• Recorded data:
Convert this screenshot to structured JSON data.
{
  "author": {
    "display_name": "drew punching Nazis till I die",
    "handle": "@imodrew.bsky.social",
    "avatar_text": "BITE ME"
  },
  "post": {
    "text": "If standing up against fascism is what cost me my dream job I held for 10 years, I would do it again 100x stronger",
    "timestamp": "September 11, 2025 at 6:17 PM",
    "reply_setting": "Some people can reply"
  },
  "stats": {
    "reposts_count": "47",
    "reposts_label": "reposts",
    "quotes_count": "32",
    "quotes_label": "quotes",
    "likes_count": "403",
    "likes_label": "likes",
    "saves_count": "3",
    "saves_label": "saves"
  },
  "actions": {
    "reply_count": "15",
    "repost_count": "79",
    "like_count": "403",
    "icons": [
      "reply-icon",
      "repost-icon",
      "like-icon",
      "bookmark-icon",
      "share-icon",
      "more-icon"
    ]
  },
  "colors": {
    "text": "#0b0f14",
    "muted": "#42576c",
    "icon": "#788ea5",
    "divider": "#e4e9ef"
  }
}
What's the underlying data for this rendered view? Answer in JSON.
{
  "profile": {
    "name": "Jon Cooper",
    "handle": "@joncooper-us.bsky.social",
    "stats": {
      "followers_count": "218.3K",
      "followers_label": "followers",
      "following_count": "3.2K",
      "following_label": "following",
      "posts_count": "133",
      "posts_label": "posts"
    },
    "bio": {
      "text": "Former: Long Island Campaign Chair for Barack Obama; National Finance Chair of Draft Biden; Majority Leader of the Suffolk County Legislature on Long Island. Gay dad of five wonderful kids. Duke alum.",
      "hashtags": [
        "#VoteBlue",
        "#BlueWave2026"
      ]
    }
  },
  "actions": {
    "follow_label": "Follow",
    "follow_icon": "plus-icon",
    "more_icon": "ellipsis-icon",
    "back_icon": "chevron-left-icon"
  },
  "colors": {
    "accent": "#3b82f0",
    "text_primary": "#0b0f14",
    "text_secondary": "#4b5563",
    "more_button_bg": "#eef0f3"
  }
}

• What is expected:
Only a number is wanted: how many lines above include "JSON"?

• Solution for this exercise:
2